What you have to do: Filter the entries down to the lines holding "this", then copy those lines.

START Dataset

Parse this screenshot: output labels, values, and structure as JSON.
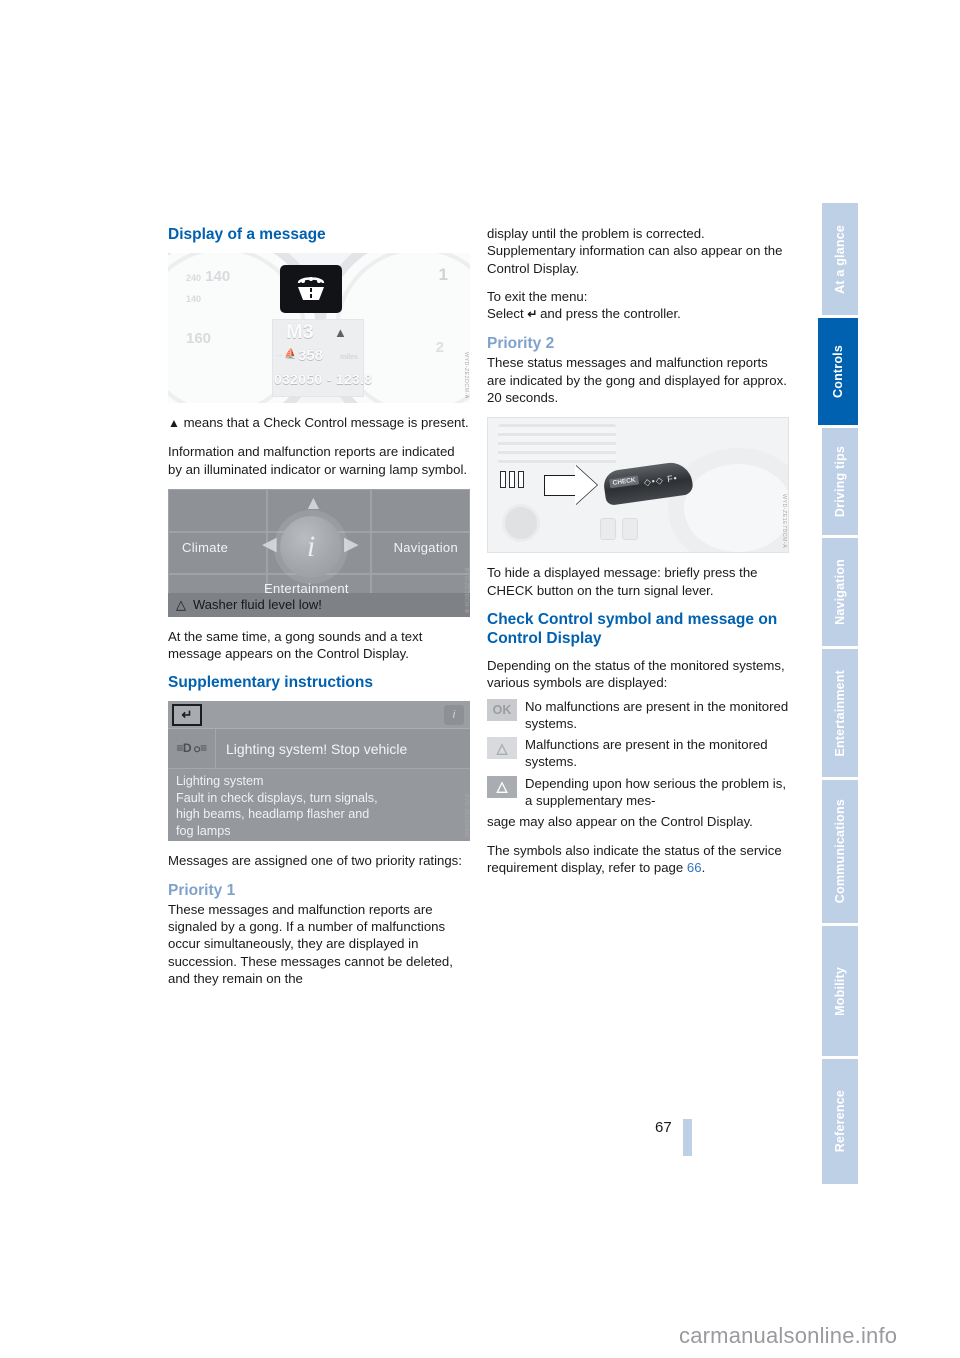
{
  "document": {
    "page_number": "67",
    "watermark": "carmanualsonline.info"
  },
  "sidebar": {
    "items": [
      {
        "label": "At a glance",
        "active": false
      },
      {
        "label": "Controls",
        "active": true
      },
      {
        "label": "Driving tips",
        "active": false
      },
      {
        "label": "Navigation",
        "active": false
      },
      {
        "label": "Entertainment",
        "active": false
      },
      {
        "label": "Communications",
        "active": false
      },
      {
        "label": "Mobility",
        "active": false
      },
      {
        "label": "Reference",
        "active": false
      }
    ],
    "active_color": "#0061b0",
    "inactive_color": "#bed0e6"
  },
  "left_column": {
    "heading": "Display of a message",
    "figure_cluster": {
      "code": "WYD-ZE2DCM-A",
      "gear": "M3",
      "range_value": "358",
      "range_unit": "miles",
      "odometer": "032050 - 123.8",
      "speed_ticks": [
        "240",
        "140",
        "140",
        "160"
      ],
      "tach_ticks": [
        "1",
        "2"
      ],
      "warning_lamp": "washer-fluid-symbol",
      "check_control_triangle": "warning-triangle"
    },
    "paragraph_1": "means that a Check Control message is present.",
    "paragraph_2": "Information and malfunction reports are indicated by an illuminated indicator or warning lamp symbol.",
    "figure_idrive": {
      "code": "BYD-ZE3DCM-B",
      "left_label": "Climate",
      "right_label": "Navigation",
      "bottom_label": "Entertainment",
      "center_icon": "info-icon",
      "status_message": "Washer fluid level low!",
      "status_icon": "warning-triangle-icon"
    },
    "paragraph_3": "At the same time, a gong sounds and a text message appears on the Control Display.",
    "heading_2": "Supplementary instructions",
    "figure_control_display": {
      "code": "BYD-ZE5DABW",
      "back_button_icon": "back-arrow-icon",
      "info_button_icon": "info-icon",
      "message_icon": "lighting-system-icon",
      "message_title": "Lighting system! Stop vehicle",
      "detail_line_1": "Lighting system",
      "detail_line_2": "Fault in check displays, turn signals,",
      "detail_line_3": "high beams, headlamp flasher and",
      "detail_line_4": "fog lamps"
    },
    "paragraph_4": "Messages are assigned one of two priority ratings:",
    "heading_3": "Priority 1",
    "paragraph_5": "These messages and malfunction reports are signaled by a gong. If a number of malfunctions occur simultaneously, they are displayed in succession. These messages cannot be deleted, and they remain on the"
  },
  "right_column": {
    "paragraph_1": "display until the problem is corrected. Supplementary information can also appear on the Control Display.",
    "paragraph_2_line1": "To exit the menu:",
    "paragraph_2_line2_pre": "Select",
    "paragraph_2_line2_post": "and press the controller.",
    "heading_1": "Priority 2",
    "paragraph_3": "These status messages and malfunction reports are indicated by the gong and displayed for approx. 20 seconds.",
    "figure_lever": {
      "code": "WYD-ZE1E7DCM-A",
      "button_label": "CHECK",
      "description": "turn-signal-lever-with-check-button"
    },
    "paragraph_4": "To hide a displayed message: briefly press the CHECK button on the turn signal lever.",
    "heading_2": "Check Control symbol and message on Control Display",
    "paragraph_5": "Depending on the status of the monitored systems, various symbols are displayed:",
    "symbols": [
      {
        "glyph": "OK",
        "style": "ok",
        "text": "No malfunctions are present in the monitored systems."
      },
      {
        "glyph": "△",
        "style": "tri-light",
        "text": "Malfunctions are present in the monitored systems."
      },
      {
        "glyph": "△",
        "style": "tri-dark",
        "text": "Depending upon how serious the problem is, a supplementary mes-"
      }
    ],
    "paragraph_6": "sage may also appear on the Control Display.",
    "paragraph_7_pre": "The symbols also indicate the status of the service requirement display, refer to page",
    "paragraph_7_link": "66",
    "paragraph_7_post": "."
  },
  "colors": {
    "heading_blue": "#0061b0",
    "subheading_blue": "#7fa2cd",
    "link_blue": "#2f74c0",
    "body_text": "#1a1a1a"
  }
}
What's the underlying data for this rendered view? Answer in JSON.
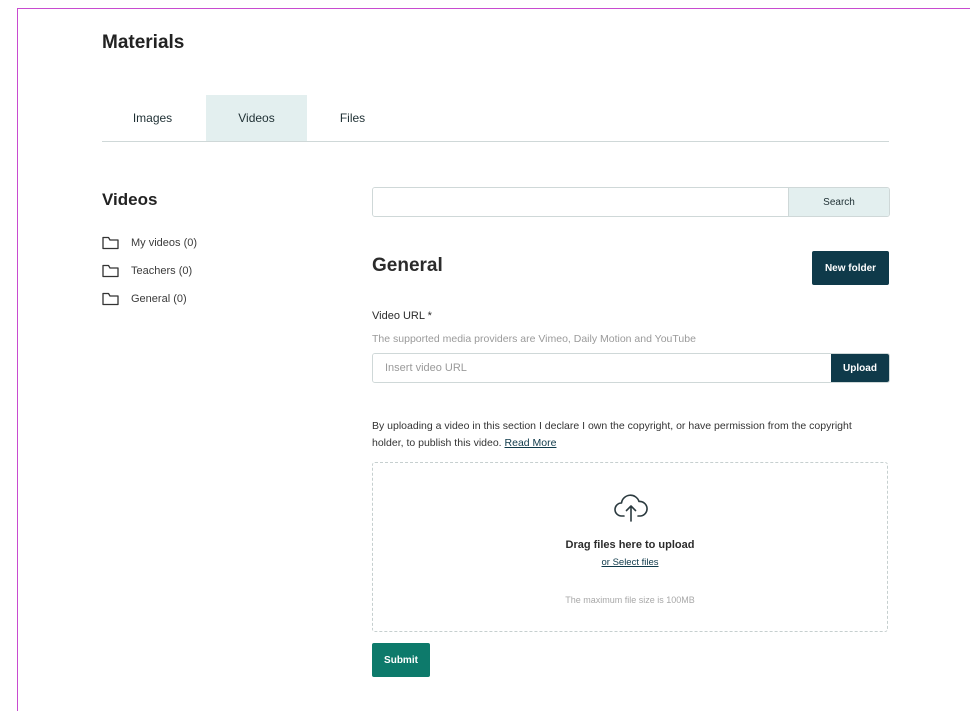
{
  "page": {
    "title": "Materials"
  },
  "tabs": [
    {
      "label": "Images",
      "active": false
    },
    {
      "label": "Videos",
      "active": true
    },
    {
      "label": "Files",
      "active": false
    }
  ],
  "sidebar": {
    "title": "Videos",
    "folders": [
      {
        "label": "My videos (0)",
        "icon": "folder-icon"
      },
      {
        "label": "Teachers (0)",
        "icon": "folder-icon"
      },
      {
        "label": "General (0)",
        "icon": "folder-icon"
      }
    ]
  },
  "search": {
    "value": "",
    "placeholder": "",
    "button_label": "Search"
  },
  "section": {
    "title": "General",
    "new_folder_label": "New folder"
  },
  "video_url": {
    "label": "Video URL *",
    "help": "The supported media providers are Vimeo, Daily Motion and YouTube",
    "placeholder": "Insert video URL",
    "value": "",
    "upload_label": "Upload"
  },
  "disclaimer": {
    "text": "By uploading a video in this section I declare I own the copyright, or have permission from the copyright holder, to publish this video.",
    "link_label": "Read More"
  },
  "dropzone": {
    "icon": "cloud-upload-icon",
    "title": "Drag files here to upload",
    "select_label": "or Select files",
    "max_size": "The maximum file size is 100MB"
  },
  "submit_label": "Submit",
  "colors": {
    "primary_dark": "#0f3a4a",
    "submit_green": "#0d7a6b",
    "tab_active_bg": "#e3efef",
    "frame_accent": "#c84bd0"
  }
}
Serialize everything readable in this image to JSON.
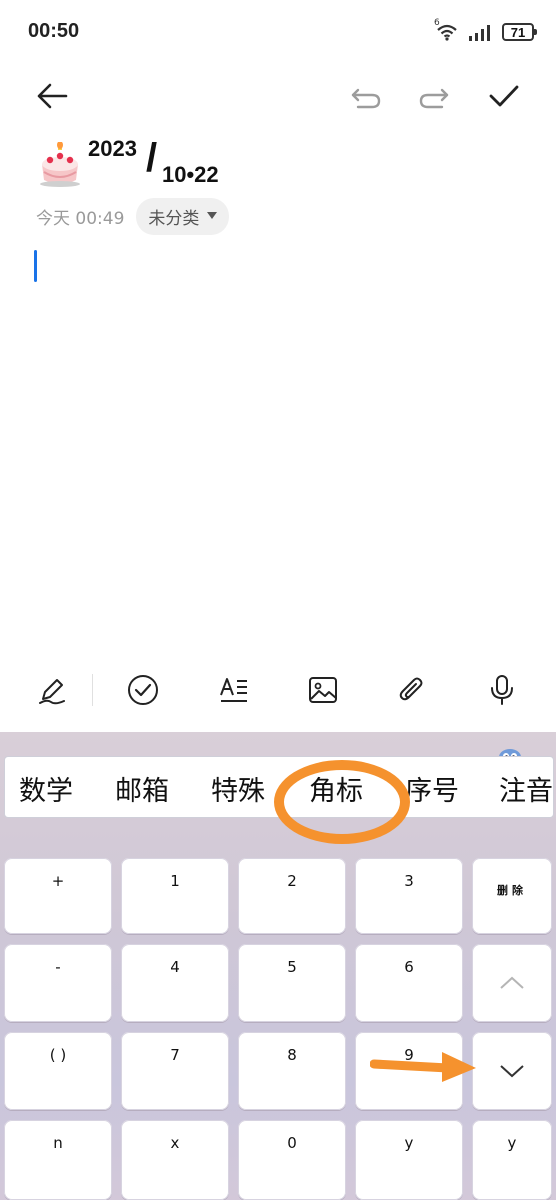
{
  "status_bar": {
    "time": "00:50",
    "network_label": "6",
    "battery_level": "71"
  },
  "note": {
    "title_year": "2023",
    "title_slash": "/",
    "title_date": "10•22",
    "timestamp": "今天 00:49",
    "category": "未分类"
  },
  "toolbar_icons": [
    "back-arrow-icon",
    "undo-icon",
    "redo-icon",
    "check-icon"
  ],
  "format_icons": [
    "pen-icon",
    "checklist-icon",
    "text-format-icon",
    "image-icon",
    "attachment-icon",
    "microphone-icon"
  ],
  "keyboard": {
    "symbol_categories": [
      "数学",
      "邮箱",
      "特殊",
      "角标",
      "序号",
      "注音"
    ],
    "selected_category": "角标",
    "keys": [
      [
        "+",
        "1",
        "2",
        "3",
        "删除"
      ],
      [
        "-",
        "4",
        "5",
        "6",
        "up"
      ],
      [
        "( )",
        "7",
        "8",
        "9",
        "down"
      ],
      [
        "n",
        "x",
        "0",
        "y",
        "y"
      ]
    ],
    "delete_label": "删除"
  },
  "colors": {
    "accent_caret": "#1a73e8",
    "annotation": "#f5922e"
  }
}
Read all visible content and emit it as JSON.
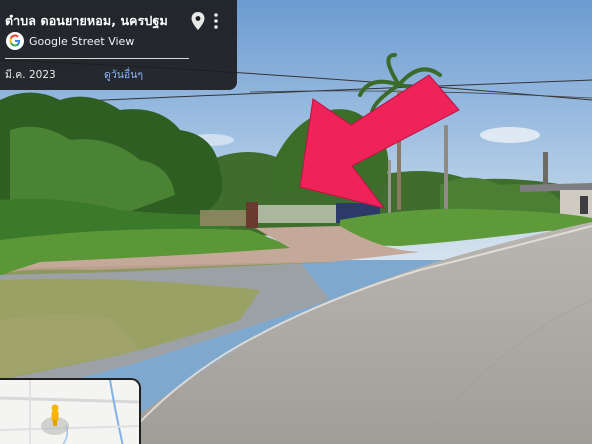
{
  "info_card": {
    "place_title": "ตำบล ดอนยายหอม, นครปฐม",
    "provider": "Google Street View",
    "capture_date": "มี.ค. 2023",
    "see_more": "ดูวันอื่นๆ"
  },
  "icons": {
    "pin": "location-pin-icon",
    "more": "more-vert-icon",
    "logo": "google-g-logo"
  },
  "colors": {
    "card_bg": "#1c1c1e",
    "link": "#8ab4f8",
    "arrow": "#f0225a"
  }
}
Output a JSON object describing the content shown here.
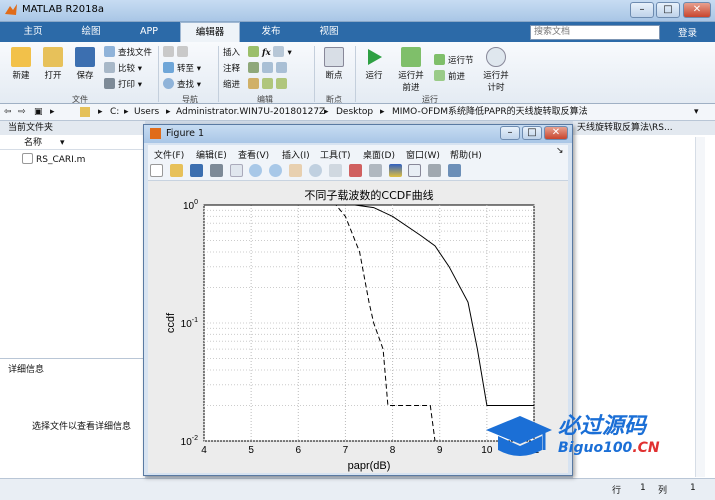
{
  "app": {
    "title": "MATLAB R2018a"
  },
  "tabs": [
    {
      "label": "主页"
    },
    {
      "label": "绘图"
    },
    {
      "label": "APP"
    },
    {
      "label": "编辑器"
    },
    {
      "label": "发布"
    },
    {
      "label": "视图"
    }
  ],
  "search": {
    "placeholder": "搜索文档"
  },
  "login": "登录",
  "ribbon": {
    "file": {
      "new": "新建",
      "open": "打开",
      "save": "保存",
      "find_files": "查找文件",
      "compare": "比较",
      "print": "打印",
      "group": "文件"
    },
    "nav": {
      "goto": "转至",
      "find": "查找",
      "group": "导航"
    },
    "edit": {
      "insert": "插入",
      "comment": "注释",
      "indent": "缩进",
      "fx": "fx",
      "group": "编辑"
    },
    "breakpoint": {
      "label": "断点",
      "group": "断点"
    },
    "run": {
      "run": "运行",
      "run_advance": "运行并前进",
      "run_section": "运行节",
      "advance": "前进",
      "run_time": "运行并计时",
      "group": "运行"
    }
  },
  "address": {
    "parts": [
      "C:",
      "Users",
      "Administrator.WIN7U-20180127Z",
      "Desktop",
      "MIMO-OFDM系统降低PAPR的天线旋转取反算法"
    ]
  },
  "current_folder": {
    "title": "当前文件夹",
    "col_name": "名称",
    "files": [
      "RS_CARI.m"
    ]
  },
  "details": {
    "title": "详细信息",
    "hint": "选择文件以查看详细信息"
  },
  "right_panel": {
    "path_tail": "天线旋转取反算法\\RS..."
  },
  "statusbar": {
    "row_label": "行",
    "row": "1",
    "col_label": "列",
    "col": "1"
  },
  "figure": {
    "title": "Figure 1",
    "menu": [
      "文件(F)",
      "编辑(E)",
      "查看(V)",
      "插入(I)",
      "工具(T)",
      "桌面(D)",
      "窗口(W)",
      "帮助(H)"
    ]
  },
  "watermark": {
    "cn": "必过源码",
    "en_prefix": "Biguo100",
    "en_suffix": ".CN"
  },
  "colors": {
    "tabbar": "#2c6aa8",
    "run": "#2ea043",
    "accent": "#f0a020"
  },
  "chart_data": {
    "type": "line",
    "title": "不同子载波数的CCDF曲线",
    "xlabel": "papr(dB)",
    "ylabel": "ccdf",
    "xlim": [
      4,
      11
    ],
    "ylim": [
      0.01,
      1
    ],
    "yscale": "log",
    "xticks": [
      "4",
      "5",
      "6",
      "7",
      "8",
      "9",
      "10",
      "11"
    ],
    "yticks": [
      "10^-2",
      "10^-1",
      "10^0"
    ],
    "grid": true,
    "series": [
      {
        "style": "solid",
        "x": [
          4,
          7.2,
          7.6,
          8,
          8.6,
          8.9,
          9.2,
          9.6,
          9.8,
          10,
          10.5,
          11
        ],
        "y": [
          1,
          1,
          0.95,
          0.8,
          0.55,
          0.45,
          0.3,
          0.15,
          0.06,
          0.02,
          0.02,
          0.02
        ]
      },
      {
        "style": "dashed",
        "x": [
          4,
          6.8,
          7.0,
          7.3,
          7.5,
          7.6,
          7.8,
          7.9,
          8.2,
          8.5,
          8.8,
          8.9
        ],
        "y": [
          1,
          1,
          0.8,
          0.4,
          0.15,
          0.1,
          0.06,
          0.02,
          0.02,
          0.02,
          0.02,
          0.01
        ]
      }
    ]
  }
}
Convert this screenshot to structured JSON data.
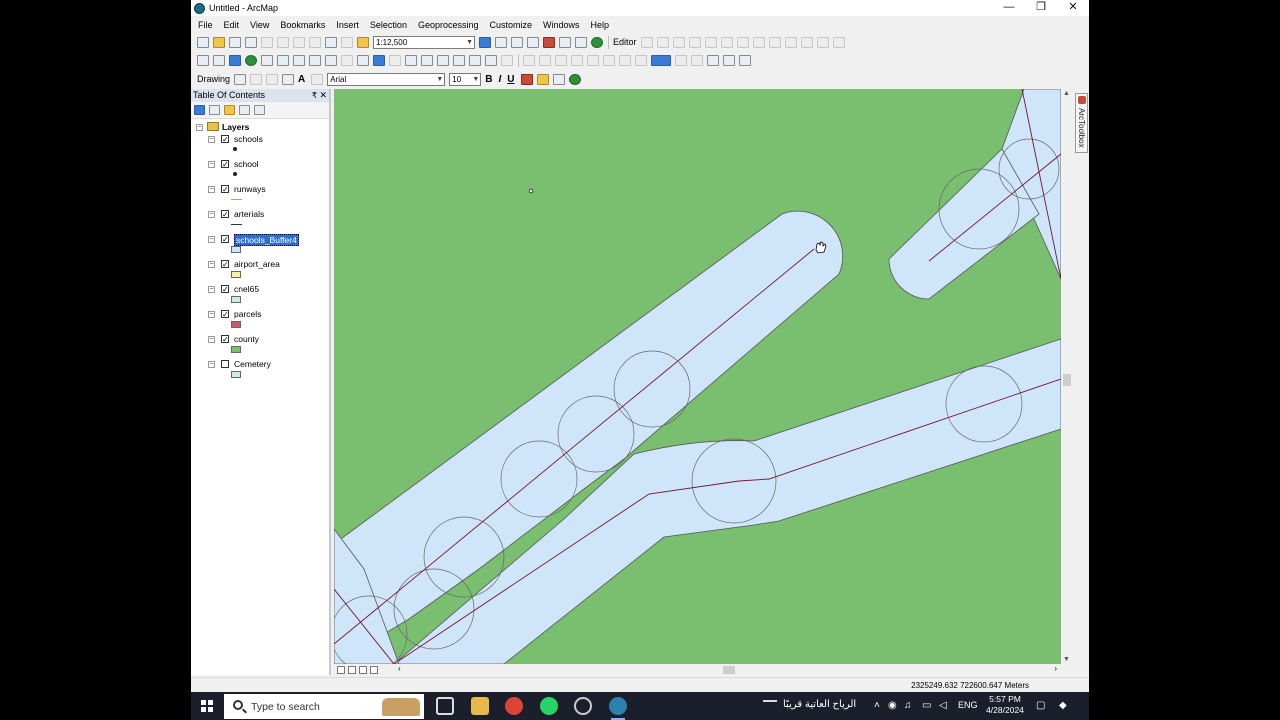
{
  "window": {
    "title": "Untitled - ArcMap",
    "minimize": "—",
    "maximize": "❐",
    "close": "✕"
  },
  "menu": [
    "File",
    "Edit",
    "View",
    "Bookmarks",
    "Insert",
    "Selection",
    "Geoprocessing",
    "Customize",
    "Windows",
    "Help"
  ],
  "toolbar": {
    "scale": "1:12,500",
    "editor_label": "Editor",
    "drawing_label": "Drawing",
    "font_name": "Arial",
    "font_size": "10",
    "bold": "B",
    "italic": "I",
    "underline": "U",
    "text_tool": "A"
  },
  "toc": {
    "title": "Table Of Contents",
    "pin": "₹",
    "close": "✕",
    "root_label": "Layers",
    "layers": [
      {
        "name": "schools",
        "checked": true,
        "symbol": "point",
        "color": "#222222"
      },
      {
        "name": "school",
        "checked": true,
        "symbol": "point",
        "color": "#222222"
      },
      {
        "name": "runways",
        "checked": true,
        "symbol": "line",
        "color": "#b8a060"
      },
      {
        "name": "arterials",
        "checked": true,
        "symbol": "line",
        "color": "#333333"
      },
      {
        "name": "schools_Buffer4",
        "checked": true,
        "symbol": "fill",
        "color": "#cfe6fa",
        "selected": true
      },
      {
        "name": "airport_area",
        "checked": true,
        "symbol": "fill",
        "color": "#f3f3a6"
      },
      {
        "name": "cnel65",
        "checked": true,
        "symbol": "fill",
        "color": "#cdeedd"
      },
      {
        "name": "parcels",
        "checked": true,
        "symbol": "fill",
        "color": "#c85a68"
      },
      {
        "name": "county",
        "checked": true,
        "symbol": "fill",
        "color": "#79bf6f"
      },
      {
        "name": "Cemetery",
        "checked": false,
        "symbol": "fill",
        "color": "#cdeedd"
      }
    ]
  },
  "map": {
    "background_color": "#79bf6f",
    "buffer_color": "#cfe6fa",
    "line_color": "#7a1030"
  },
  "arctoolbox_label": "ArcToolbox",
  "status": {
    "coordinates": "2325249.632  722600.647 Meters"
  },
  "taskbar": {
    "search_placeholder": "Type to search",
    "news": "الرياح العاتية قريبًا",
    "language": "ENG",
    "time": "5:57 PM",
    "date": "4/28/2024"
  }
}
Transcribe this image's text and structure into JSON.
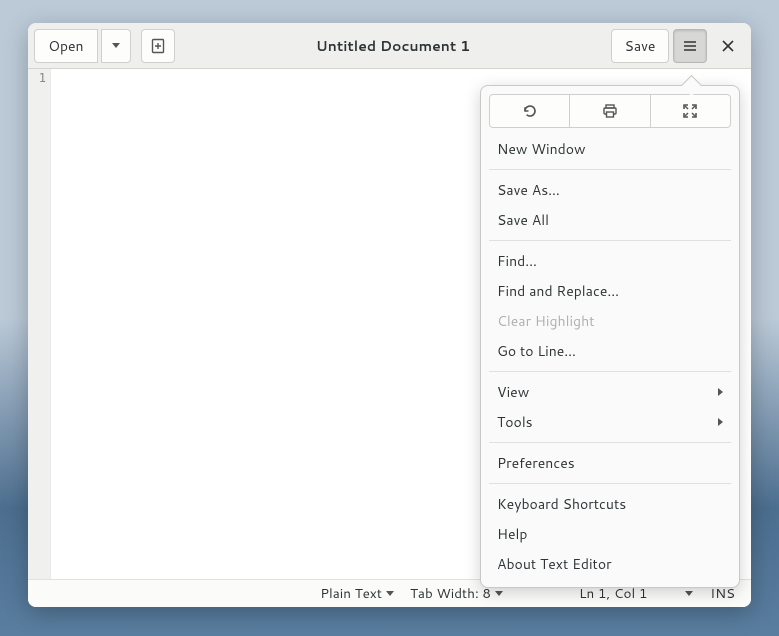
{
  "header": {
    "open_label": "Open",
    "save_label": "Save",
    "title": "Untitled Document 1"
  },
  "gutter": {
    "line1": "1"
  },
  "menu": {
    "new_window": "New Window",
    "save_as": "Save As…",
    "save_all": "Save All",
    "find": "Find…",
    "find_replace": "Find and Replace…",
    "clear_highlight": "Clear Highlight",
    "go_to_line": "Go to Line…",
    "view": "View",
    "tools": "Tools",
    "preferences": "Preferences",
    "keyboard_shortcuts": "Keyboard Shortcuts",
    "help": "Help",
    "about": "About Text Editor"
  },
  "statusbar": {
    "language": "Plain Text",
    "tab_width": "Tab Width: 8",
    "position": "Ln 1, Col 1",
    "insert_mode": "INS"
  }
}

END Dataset

Worked solution:
Parse this screenshot: output labels, values, and structure as JSON.
What's the underlying data for this rendered view? Answer in JSON.
    "text": "By uploading a video in this section I declare I own the copyright, or have permission from the copyright holder, to publish this video.",
Serialize everything readable in this image to JSON.
Convert this screenshot to structured JSON data.
Transcribe this image's text and structure into JSON.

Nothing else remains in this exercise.